Gather every line from the entries below that includes "Project".

[Items from a dataset]
━━━━
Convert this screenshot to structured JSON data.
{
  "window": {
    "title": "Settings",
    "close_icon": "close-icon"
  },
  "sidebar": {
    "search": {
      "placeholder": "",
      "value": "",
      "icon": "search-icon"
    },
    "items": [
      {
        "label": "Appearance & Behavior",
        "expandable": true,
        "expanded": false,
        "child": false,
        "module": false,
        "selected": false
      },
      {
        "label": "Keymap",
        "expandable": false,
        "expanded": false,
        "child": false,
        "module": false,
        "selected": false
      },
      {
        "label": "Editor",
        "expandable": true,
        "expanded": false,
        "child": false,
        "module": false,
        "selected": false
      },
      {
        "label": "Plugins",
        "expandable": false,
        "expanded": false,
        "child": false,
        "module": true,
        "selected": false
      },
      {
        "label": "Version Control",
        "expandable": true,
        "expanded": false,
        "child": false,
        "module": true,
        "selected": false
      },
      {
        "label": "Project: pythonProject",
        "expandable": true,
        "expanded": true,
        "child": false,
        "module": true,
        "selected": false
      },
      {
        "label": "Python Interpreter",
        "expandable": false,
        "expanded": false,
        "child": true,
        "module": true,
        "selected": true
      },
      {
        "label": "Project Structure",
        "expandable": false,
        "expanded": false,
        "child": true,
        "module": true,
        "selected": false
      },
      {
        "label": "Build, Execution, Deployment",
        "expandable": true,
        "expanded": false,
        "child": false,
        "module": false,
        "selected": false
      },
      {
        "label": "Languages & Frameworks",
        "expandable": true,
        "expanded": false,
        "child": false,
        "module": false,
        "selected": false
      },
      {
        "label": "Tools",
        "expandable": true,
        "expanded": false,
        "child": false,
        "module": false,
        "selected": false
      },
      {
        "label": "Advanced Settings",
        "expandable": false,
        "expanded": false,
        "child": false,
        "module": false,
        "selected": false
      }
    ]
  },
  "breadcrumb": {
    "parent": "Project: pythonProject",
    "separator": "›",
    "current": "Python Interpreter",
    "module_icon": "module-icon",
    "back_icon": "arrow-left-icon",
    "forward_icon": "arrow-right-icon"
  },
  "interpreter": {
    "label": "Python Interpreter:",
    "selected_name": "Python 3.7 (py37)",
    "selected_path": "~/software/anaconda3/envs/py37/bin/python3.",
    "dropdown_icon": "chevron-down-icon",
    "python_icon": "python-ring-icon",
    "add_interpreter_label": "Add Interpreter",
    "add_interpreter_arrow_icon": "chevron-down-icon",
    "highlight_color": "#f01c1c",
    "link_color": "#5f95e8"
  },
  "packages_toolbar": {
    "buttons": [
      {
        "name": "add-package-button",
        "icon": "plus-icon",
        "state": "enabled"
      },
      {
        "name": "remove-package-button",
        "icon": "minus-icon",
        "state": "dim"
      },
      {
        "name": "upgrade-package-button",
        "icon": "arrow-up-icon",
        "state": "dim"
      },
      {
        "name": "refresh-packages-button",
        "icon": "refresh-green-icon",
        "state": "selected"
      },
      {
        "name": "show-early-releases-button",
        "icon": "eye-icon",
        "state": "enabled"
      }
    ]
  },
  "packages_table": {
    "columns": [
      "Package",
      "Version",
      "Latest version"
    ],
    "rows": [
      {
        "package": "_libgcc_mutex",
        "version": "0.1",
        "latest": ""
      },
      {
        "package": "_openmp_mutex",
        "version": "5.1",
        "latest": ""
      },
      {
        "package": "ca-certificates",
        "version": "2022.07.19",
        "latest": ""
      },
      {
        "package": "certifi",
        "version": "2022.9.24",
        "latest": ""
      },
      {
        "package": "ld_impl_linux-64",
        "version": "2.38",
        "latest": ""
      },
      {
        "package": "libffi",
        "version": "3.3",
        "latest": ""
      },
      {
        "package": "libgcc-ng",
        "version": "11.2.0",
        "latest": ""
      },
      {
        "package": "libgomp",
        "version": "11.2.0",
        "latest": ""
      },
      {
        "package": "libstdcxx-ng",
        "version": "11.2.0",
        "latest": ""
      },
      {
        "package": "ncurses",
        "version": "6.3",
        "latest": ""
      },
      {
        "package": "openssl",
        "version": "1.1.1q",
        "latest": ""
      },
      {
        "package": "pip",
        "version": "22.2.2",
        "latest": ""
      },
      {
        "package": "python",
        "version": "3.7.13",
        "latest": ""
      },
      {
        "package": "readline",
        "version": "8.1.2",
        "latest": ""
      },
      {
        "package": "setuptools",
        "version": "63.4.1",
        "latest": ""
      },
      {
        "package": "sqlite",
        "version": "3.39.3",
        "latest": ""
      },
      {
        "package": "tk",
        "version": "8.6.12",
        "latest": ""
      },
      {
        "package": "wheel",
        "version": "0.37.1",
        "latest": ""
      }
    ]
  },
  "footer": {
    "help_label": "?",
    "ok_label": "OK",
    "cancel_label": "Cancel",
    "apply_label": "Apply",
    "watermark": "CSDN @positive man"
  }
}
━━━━
Task answer:
        "label": "Project: pythonProject",
        "label": "Project Structure",
    "parent": "Project: pythonProject",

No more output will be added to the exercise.